Pollution and environmental damage were the obvious consequences of the industrialised world and the consumerism that followed it. The rise of the machines required vast amounts of energy to fuel them, and fossil fuels like coal and petroleum were burned to energise the industry resulting in smog and air pollution. Chemicals were necessary for various processes leading to the fast rise in the development of industrial parks based on the chemical manufacturing of such items as dyes, plastics and pharmaceuticals. Cities were densely populated and forests and farmlands were cleared to make room for railroads and other infrastructure. Waste was dumped in rivers and cities were highly polluted. The Great Stink in London in August 1858 was a noted event during which the hot weather exacerbated the smell of untreated human waste and industrial effluent that was present on the banks of River Thames. The continued advancement of technology allowed large corporations to dictate the industrial landscape. This resulted in having a far-reaching adverse effect on the environment.
#10 It laid the foundations of the Modern World
The foundations of what we may call the modern world and lifestyle undoubtedly lies in the Industrial Revolution. 250 years of industrialization has brought more comfort and convenience to our lives than perhaps the 12,000 that preceded it. The modern cars, cities, planes, computers, medicines, plastics, mobiles, etc come from the natural progression of Industrialization. Average life expectancy has more than doubled in industrialized nations, while average incomes have increased even more. On the flipside, it has led to profane economic inequality, (with an estimated 10% of the world’s wealthiest people controlling 90% of the world’s wealth); pollution levels increasing dramatically, rise in consumerism and materialism; and exploitation of the poor.

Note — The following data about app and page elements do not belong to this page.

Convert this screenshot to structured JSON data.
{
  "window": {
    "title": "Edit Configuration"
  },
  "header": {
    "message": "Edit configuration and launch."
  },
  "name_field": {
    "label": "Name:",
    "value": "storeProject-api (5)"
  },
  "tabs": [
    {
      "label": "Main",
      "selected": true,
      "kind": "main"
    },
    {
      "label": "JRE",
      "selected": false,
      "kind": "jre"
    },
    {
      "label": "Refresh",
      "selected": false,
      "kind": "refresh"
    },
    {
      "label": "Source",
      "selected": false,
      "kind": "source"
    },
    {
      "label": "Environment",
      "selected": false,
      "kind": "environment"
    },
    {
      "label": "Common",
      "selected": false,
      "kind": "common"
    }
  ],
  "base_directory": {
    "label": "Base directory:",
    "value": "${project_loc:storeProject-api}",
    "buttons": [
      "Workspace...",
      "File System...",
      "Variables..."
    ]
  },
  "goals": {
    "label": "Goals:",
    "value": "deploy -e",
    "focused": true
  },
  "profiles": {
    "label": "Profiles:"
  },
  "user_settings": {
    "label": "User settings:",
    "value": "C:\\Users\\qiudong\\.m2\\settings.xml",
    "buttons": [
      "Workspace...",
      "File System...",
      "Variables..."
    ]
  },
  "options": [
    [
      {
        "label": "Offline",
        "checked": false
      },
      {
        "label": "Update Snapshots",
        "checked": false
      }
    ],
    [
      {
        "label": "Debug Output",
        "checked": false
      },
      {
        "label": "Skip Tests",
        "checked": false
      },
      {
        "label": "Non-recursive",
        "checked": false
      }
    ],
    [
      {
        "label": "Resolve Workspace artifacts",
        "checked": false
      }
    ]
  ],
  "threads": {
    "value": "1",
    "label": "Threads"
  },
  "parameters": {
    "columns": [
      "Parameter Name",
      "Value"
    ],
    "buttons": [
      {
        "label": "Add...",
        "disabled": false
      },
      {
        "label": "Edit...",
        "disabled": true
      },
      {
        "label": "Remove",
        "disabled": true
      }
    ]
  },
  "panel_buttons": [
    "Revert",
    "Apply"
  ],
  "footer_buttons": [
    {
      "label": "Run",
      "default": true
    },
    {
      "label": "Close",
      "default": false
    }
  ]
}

Children and the Industrial Revolution
Children were part of the labour force of the Industrial Revolution. They often worked long hours and were used for such highly hazardous tasks as cleaning the machinery. In the early 1860s, an estimated one-fifth of the workers in Britain’s textile industry were younger than 15. The British government moved slowly with reforms giving some relief to the children in the Factory Act of 1833. The provisions of the act included: children 8 and younger could not work in factories; children between 9 and 13 years could work no more than 9 hours a day; children between 13 and 18 years could work no more than 12 hours a day; and children could not work at night. Four factory inspectors were appointed to investigate thousands of factories throughout England and enforce the law. The factory acts would gradually improve over the next 70 years giving minor reliefs.